◆ TO DO ◆
Retype every record exactly. Skip the images.

◆ SOURCE MATERIAL ◆
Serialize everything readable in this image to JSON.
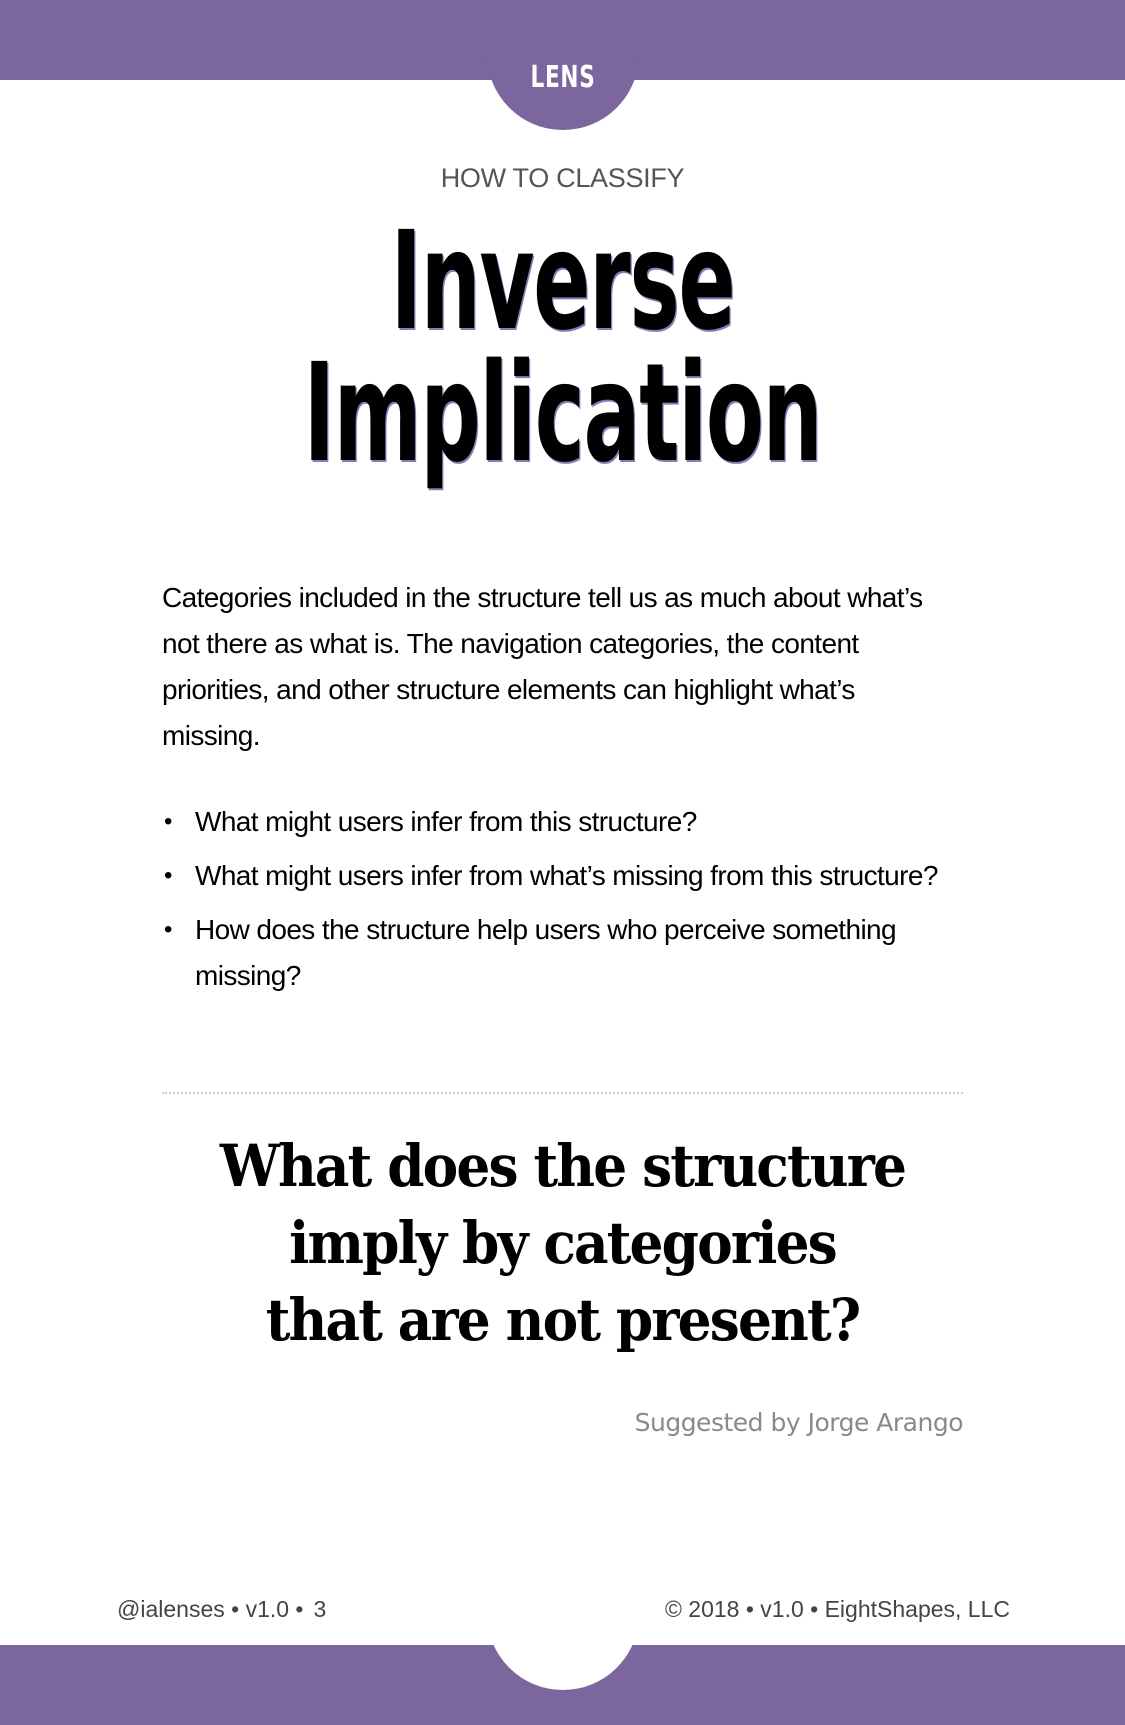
{
  "header": {
    "label": "LENS"
  },
  "card": {
    "kicker": "HOW TO CLASSIFY",
    "title_lines": [
      "Inverse",
      "Implication"
    ],
    "intro": "Categories included in the structure tell us as much about what’s not there as what is. The navigation categories, the content priorities, and other structure elements can highlight what’s missing.",
    "questions": [
      "What might users infer from this structure?",
      "What might users infer from what’s missing from this structure?",
      "How does the structure help users who perceive something missing?"
    ],
    "big_question_lines": [
      "What does the structure",
      "imply by categories",
      "that are not present?"
    ],
    "credit": "Suggested by Jorge Arango"
  },
  "footer": {
    "left": "@ialenses • v1.0 •",
    "page_number": "3",
    "right": "© 2018 • v1.0 • EightShapes, LLC"
  },
  "colors": {
    "accent": "#7b669e",
    "text": "#000000",
    "muted": "#8a8a8a"
  }
}
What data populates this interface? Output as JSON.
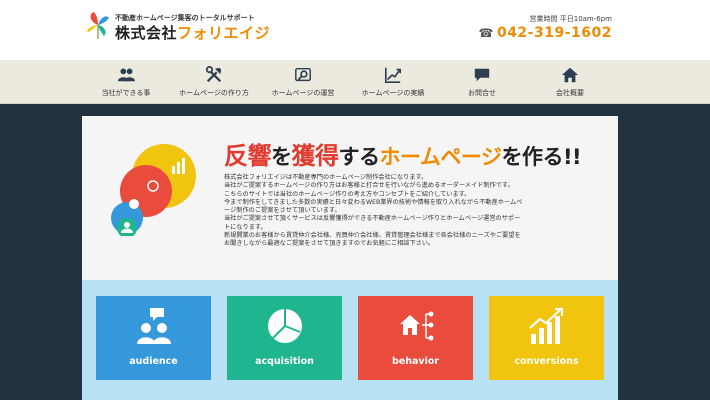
{
  "header": {
    "tagline": "不動産ホームページ集客のトータルサポート",
    "company_prefix": "株式会社",
    "company_name": "フォリエイジ",
    "hours": "営業時間 平日10am-6pm",
    "phone": "042-319-1602"
  },
  "nav": [
    {
      "label": "当社ができる事",
      "icon": "users-icon"
    },
    {
      "label": "ホームページの作り方",
      "icon": "tools-icon"
    },
    {
      "label": "ホームページの運営",
      "icon": "search-icon"
    },
    {
      "label": "ホームページの実績",
      "icon": "growth-chart-icon"
    },
    {
      "label": "お問合せ",
      "icon": "speech-bubble-icon"
    },
    {
      "label": "会社概要",
      "icon": "home-icon"
    }
  ],
  "hero": {
    "headline": {
      "part1": "反響",
      "part2": "を",
      "part3": "獲得",
      "part4": "する",
      "part5": "ホームページ",
      "part6": "を作る!!"
    },
    "intro": [
      "株式会社フォリエイジは不動産専門のホームページ制作会社になります。",
      "当社がご提案するホームページの作り方はお客様と打合せを行いながら進めるオーダーメイド制作です。",
      "こちらのサイトでは当社のホームページ作りの考え方やコンセプトをご紹介しています。",
      "今まで制作をしてきました多数の実績と日々変わるWEB業界の技術や情報を取り入れながら不動産ホームペ",
      "ージ制作のご提案をさせて頂いています。",
      "当社がご提案させて頂くサービスは反響獲得ができる不動産ホームページ作りとホームページ運営のサポー",
      "トになります。",
      "新規開業のお客様から賃貸仲介会社様、売買仲介会社様、賃貸管理会社様まで各会社様のニーズやご要望を",
      "お聞きしながら最適なご提案をさせて頂きますのでお気軽にご相談下さい。"
    ]
  },
  "tiles": [
    {
      "label": "audience",
      "icon": "audience-icon",
      "color": "#3598db"
    },
    {
      "label": "acquisition",
      "icon": "pie-chart-icon",
      "color": "#1fb58f"
    },
    {
      "label": "behavior",
      "icon": "sitemap-icon",
      "color": "#e94b3c"
    },
    {
      "label": "conversions",
      "icon": "conversions-chart-icon",
      "color": "#f1c40f"
    }
  ],
  "colors": {
    "accent_orange": "#f08a00",
    "accent_red": "#e23a2e",
    "nav_bg": "#ece9df",
    "page_bg": "#223240",
    "tiles_band": "#b8e2f4"
  }
}
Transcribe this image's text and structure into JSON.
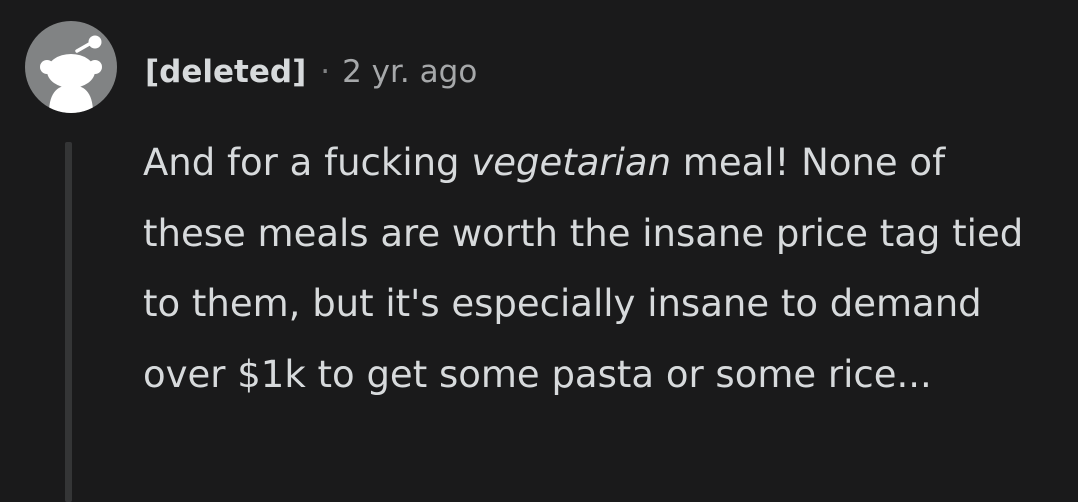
{
  "comment": {
    "author": "[deleted]",
    "separator": "·",
    "timestamp": "2 yr. ago",
    "avatar_icon": "reddit-snoo-default-avatar",
    "body": {
      "before_emphasis": "And for a fucking ",
      "emphasis": "vegetarian",
      "after_emphasis": " meal! None of these meals are worth the insane price tag tied to them, but it's especially insane to demand over $1k to get some pasta or some rice..."
    }
  },
  "colors": {
    "background": "#1a1a1b",
    "text": "#d7dadc",
    "muted": "#818384",
    "avatar_bg": "#818384",
    "thread_line": "#343536"
  }
}
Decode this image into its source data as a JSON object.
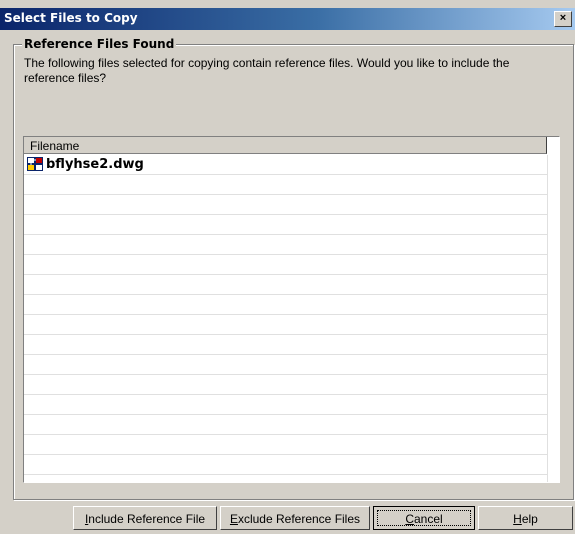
{
  "window": {
    "title": "Select Files to Copy",
    "close_label": "×"
  },
  "group": {
    "label": "Reference Files Found",
    "description": "The following files selected for copying contain reference files. Would you like to include the reference files?"
  },
  "list": {
    "column_header": "Filename",
    "files": [
      {
        "name": "bflyhse2.dwg",
        "icon": "dwg-file-icon"
      }
    ]
  },
  "buttons": {
    "include": {
      "mnemonic": "I",
      "rest": "nclude Reference File"
    },
    "exclude": {
      "mnemonic": "E",
      "rest": "xclude Reference Files"
    },
    "cancel": {
      "mnemonic": "C",
      "rest": "ancel"
    },
    "help": {
      "mnemonic": "H",
      "rest": "elp"
    }
  }
}
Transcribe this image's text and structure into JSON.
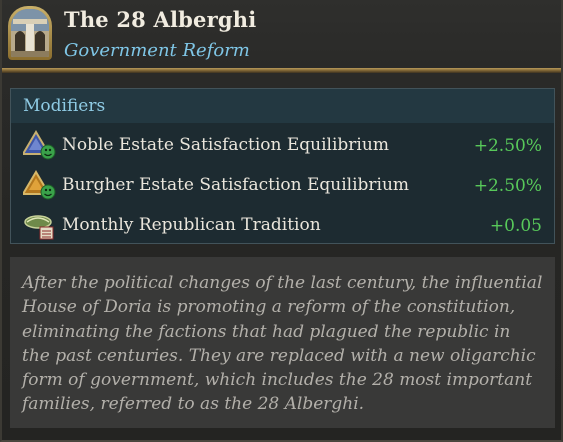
{
  "header": {
    "title": "The 28 Alberghi",
    "subtitle": "Government Reform",
    "portrait_icon": "palazzo-courtyard-icon"
  },
  "modifiers": {
    "heading": "Modifiers",
    "items": [
      {
        "icon": "noble-estate-satisfaction-icon",
        "label": "Noble Estate Satisfaction Equilibrium",
        "value": "+2.50%"
      },
      {
        "icon": "burgher-estate-satisfaction-icon",
        "label": "Burgher Estate Satisfaction Equilibrium",
        "value": "+2.50%"
      },
      {
        "icon": "republican-tradition-icon",
        "label": "Monthly Republican Tradition",
        "value": "+0.05"
      }
    ]
  },
  "description": "After the political changes of the last century, the influential House of Doria is promoting a reform of the constitution, eliminating the factions that had plagued the republic in the past centuries. They are replaced with a new oligarchic form of government, which includes the 28 most important families, referred to as the 28 Alberghi.",
  "colors": {
    "title": "#f1ece0",
    "subtitle": "#7fc6e6",
    "positive_value": "#58c95a",
    "gold_rule": "#b99a5a"
  }
}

◆ ANSWER SPACE ◆
Serialize everything readable in this image to JSON.
{
  "header": {
    "label": "LENS"
  },
  "card": {
    "kicker": "HOW TO CLASSIFY",
    "title_lines": [
      "Inverse",
      "Implication"
    ],
    "intro": "Categories included in the structure tell us as much about what’s not there as what is. The navigation categories, the content priorities, and other structure elements can highlight what’s missing.",
    "questions": [
      "What might users infer from this structure?",
      "What might users infer from what’s missing from this structure?",
      "How does the structure help users who perceive something missing?"
    ],
    "big_question_lines": [
      "What does the structure",
      "imply by categories",
      "that are not present?"
    ],
    "credit": "Suggested by Jorge Arango"
  },
  "footer": {
    "left": "@ialenses • v1.0 •",
    "page_number": "3",
    "right": "© 2018 • v1.0 • EightShapes, LLC"
  },
  "colors": {
    "accent": "#7b669e",
    "text": "#000000",
    "muted": "#8a8a8a"
  }
}
What data populates this interface? Output as JSON.
{
  "header": {
    "tagline": "不動産ホームページ集客のトータルサポート",
    "company_prefix": "株式会社",
    "company_name": "フォリエイジ",
    "hours": "営業時間 平日10am-6pm",
    "phone": "042-319-1602"
  },
  "nav": [
    {
      "label": "当社ができる事",
      "icon": "users-icon"
    },
    {
      "label": "ホームページの作り方",
      "icon": "tools-icon"
    },
    {
      "label": "ホームページの運営",
      "icon": "search-icon"
    },
    {
      "label": "ホームページの実績",
      "icon": "growth-chart-icon"
    },
    {
      "label": "お問合せ",
      "icon": "speech-bubble-icon"
    },
    {
      "label": "会社概要",
      "icon": "home-icon"
    }
  ],
  "hero": {
    "headline": {
      "part1": "反響",
      "part2": "を",
      "part3": "獲得",
      "part4": "する",
      "part5": "ホームページ",
      "part6": "を作る!!"
    },
    "intro": [
      "株式会社フォリエイジは不動産専門のホームページ制作会社になります。",
      "当社がご提案するホームページの作り方はお客様と打合せを行いながら進めるオーダーメイド制作です。",
      "こちらのサイトでは当社のホームページ作りの考え方やコンセプトをご紹介しています。",
      "今まで制作をしてきました多数の実績と日々変わるWEB業界の技術や情報を取り入れながら不動産ホームペ",
      "ージ制作のご提案をさせて頂いています。",
      "当社がご提案させて頂くサービスは反響獲得ができる不動産ホームページ作りとホームページ運営のサポー",
      "トになります。",
      "新規開業のお客様から賃貸仲介会社様、売買仲介会社様、賃貸管理会社様まで各会社様のニーズやご要望を",
      "お聞きしながら最適なご提案をさせて頂きますのでお気軽にご相談下さい。"
    ]
  },
  "tiles": [
    {
      "label": "audience",
      "icon": "audience-icon",
      "color": "#3598db"
    },
    {
      "label": "acquisition",
      "icon": "pie-chart-icon",
      "color": "#1fb58f"
    },
    {
      "label": "behavior",
      "icon": "sitemap-icon",
      "color": "#e94b3c"
    },
    {
      "label": "conversions",
      "icon": "conversions-chart-icon",
      "color": "#f1c40f"
    }
  ],
  "colors": {
    "accent_orange": "#f08a00",
    "accent_red": "#e23a2e",
    "nav_bg": "#ece9df",
    "page_bg": "#223240",
    "tiles_band": "#b8e2f4"
  }
}
Transcribe this image's text and structure into JSON.
{
  "comment": {
    "author": "[deleted]",
    "separator": "·",
    "timestamp": "2 yr. ago",
    "avatar_icon": "reddit-snoo-default-avatar",
    "body": {
      "before_emphasis": "And for a fucking ",
      "emphasis": "vegetarian",
      "after_emphasis": " meal! None of these meals are worth the insane price tag tied to them, but it's especially insane to demand over $1k to get some pasta or some rice..."
    }
  },
  "colors": {
    "background": "#1a1a1b",
    "text": "#d7dadc",
    "muted": "#818384",
    "avatar_bg": "#818384",
    "thread_line": "#343536"
  }
}
Decode this image into its source data as a JSON object.
{
  "window": {
    "title": "Select Files to Copy",
    "close_label": "×"
  },
  "group": {
    "label": "Reference Files Found",
    "description": "The following files selected for copying contain reference files. Would you like to include the reference files?"
  },
  "list": {
    "column_header": "Filename",
    "files": [
      {
        "name": "bflyhse2.dwg",
        "icon": "dwg-file-icon"
      }
    ]
  },
  "buttons": {
    "include": {
      "mnemonic": "I",
      "rest": "nclude Reference File"
    },
    "exclude": {
      "mnemonic": "E",
      "rest": "xclude Reference Files"
    },
    "cancel": {
      "mnemonic": "C",
      "rest": "ancel"
    },
    "help": {
      "mnemonic": "H",
      "rest": "elp"
    }
  }
}
Transcribe this image's text and structure into JSON.
{
  "header": {
    "title": "The 28 Alberghi",
    "subtitle": "Government Reform",
    "portrait_icon": "palazzo-courtyard-icon"
  },
  "modifiers": {
    "heading": "Modifiers",
    "items": [
      {
        "icon": "noble-estate-satisfaction-icon",
        "label": "Noble Estate Satisfaction Equilibrium",
        "value": "+2.50%"
      },
      {
        "icon": "burgher-estate-satisfaction-icon",
        "label": "Burgher Estate Satisfaction Equilibrium",
        "value": "+2.50%"
      },
      {
        "icon": "republican-tradition-icon",
        "label": "Monthly Republican Tradition",
        "value": "+0.05"
      }
    ]
  },
  "description": "After the political changes of the last century, the influential House of Doria is promoting a reform of the constitution, eliminating the factions that had plagued the republic in the past centuries. They are replaced with a new oligarchic form of government, which includes the 28 most important families, referred to as the 28 Alberghi.",
  "colors": {
    "title": "#f1ece0",
    "subtitle": "#7fc6e6",
    "positive_value": "#58c95a",
    "gold_rule": "#b99a5a"
  }
}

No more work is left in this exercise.